He describes the toxicity as expected and manageable, and considers future combinations with other immune agents.

ecancer's filming has been kindly supported by Amgen through the ECMS Foundation. ecancer is editorially independent and there is no influence over content.

CheckMate 358 is an ongoing phase I/II study which enrolled patients with different types of virus-associated tumours. I have reported the results of the gynaecological cohort, so patients with recurrent or metastatic cervical, vaginal and vulva carcinoma, have been treated in this trial. In the gynaecological cohort 24 patients have been treated, those patients had, for the majority of them, cervical cancer – 19 patients of them had cervical cancer and 5 patients had vaginal or vulva carcinoma. Among those 24 patients the objective response rate was 20% and the disease control rate was 70%. The median duration of response was not reached in this trial but the median follow-up was 31 weeks for the patients.

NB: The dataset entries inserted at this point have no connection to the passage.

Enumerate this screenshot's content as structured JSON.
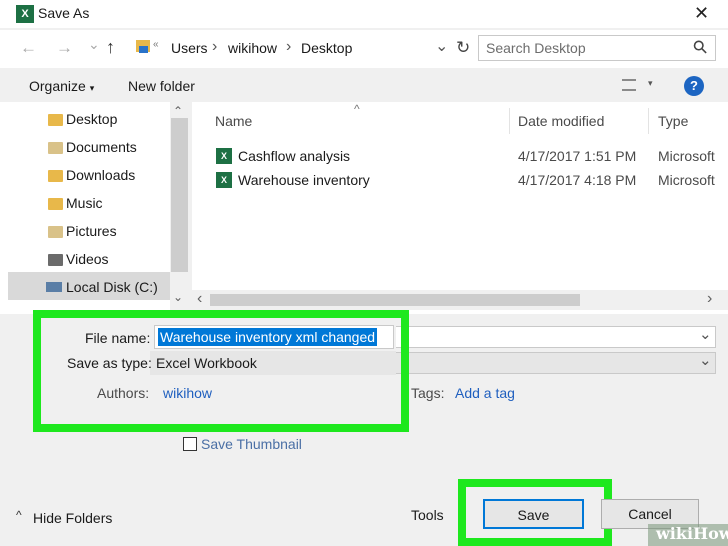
{
  "window": {
    "title": "Save As",
    "app_icon_text": "X",
    "close_glyph": "✕"
  },
  "nav": {
    "back_glyph": "←",
    "forward_glyph": "→",
    "recent_glyph": "⌄",
    "up_glyph": "↑",
    "breadcrumb": [
      "Users",
      "wikihow",
      "Desktop"
    ],
    "sep_glyph": "›",
    "leading_glyph": "«",
    "dropdown_glyph": "⌄",
    "refresh_glyph": "↻",
    "search_placeholder": "Search Desktop",
    "search_glyph": "⚲"
  },
  "toolbar": {
    "organize_label": "Organize",
    "organize_caret": "▾",
    "new_folder_label": "New folder",
    "view_caret": "▾",
    "help_glyph": "?"
  },
  "sidebar": {
    "items": [
      {
        "label": "Desktop",
        "icon": "desktop-folder-icon"
      },
      {
        "label": "Documents",
        "icon": "documents-folder-icon"
      },
      {
        "label": "Downloads",
        "icon": "downloads-folder-icon"
      },
      {
        "label": "Music",
        "icon": "music-folder-icon"
      },
      {
        "label": "Pictures",
        "icon": "pictures-folder-icon"
      },
      {
        "label": "Videos",
        "icon": "videos-folder-icon"
      },
      {
        "label": "Local Disk (C:)",
        "icon": "local-disk-icon"
      }
    ],
    "scroll_up_glyph": "⌃",
    "scroll_down_glyph": "⌄"
  },
  "files": {
    "sort_glyph": "^",
    "columns": [
      "Name",
      "Date modified",
      "Type"
    ],
    "rows": [
      {
        "name": "Cashflow analysis",
        "date": "4/17/2017 1:51 PM",
        "type": "Microsoft"
      },
      {
        "name": "Warehouse inventory",
        "date": "4/17/2017 4:18 PM",
        "type": "Microsoft"
      }
    ],
    "scroll_left_glyph": "‹",
    "scroll_right_glyph": "›"
  },
  "form": {
    "file_name_label": "File name:",
    "file_name_value": "Warehouse inventory xml changed",
    "save_type_label": "Save as type:",
    "save_type_value": "Excel Workbook",
    "authors_label": "Authors:",
    "authors_value": "wikihow",
    "tags_label": "Tags:",
    "tags_value": "Add a tag",
    "thumbnail_label": "Save Thumbnail",
    "dropdown_glyph": "⌄"
  },
  "footer": {
    "hide_folders_label": "Hide Folders",
    "hide_caret": "^",
    "tools_label": "Tools",
    "save_label": "Save",
    "cancel_label": "Cancel"
  },
  "watermark": {
    "text": "wikiHow"
  },
  "colors": {
    "highlight": "#1ee81e",
    "excel_green": "#1d7044",
    "link": "#1f5fbf",
    "select": "#0078d7"
  }
}
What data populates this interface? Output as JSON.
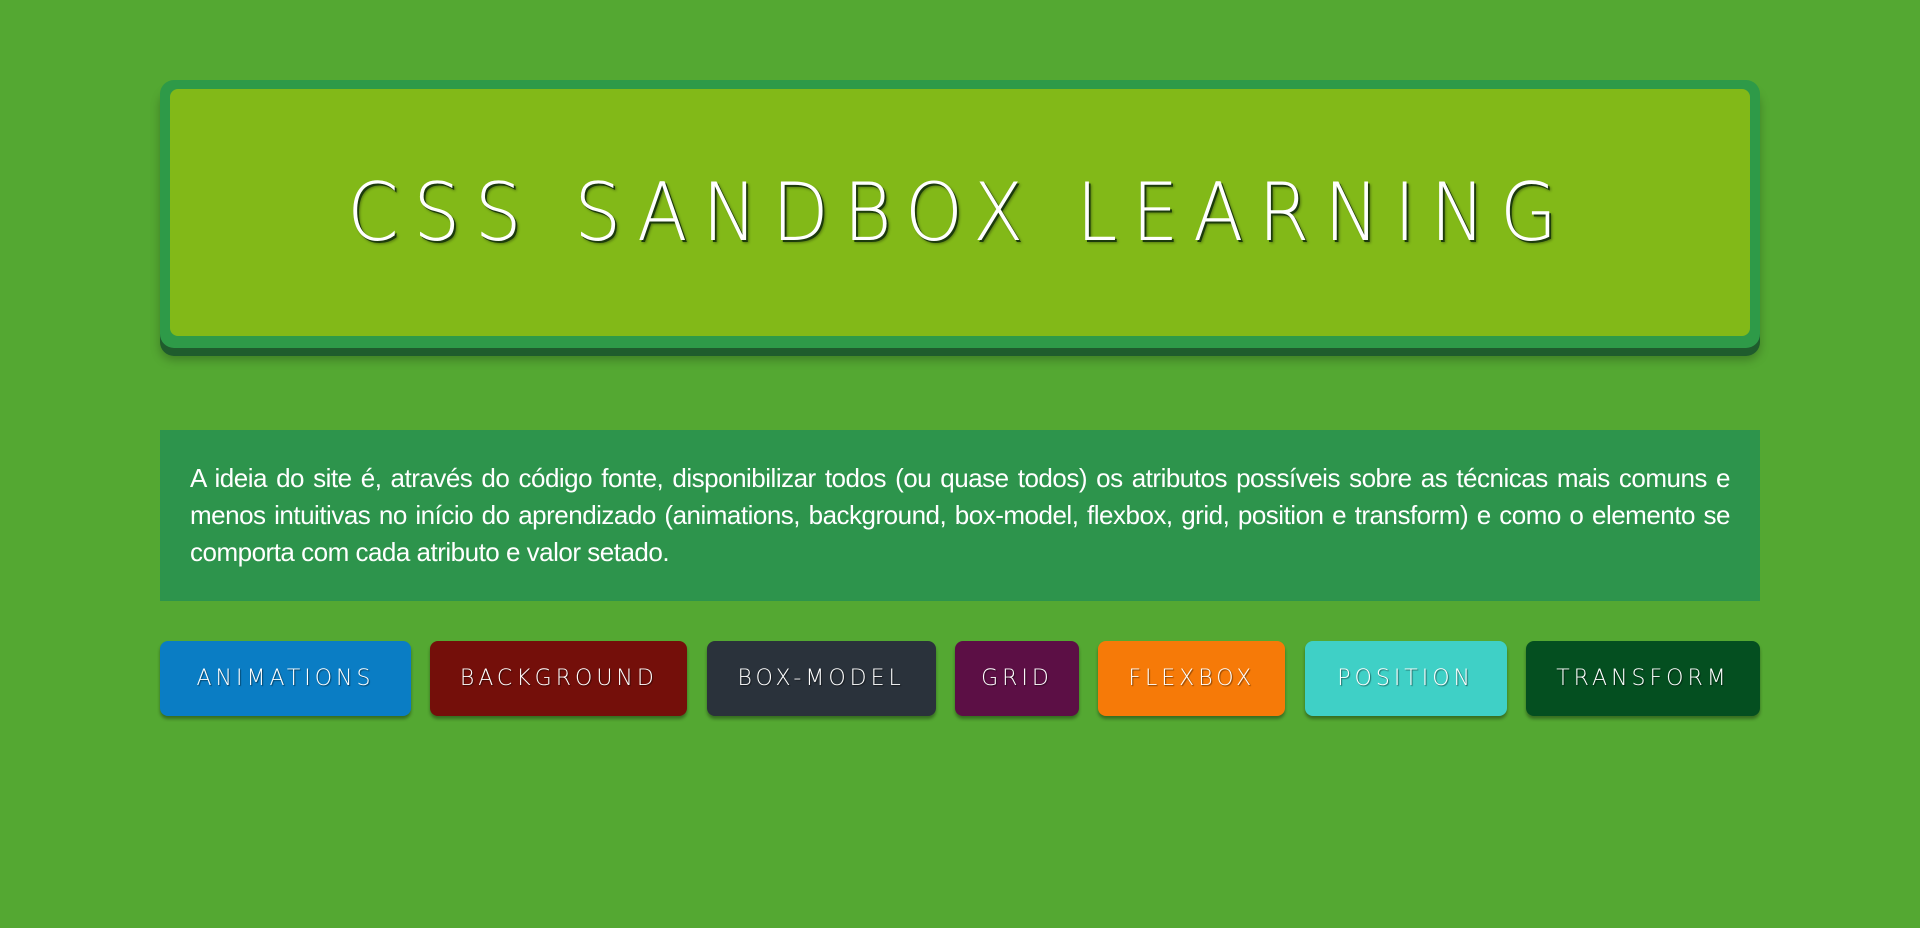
{
  "header": {
    "title": "CSS SANDBOX LEARNING"
  },
  "intro": {
    "text": "A ideia do site é, através do código fonte, disponibilizar todos (ou quase todos) os atributos possíveis sobre as técnicas mais comuns e menos intuitivas no início do aprendizado (animations, background, box-model, flexbox, grid, position e transform) e como o elemento se comporta com cada atributo e valor setado."
  },
  "nav": {
    "buttons": [
      {
        "label": "ANIMATIONS",
        "color": "#0a7dc4"
      },
      {
        "label": "BACKGROUND",
        "color": "#740f0a"
      },
      {
        "label": "BOX-MODEL",
        "color": "#2a323b"
      },
      {
        "label": "GRID",
        "color": "#5c0f45"
      },
      {
        "label": "FLEXBOX",
        "color": "#f67a08"
      },
      {
        "label": "POSITION",
        "color": "#3fd0c6"
      },
      {
        "label": "TRANSFORM",
        "color": "#044f20"
      }
    ]
  },
  "colors": {
    "page_background": "#54a832",
    "hero_frame": "#2e9a48",
    "hero_panel": "#82b918",
    "intro_panel": "#2d944c"
  }
}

And those cancers were definitely associated with, for example, HPV status?

Yes. In our cohort, among the 24 patients 14 of them have been tested for HPV and among those 14 patients all of them were HPV positive. HPV has been tested locally, so we have reported the results of HPV determined locally.

I was looking through the results there and it seemed that as well as the overall response rate of 20% the adverse event came in at about 70%. That is quite significant.

In our cohort there were only three patients who had grade 3 or 4 treatment related adverse events which represents 12% of the population. So that’s not a lot and usually it’s less than what we usually see with chemotherapy. Among all the cohort we have observed some side effects that were manageable for the majority of them and that were consistent with previous toxicity observed with nivolumab monotherapy.

There does seem to be a class associated risk of side effects being either as common as a partial response or it might also be that I’ve heard people say that those who have this severe grade 3, grade 4 response are also the ones who are responding most to the therapy.

In this cohort for instance we didn’t make the correlation between the patients who had toxicity, the most severe toxicity, and the response. But yes, it has been observed in other cohorts that patients that experience sometimes the most severe adverse events have a better response but in our cohort it’s just impossible to say.

You said this was a phase I study, are there plans for a phase II dose escalation?

For the moment what is planned for the next steps in this study, the next step is to combine nivolumab plus ipilimumab, an anti-CTLA4, to increase the objective response rate and to increase the efficacy. So that’s the plan for the moment.

Is there anything else you’d like to add, any further thoughts?

The main conclusion of our trial is to say that we observed some encouraging signs of activity with nivolumab monotherapy among patients with recurrent or metastatic cervical, vaginal and vulva cancers. The objective response rate was encouraging – 20% response rate and 70% disease control rate. That’s quite nice results. The important thing as well is that all the objective responses were durable in our trial and lasted for at least six months. At the time of the cut-off all our patients with a partial response were still ongoing and there were still 9 patients out of 24 that were still free from progression.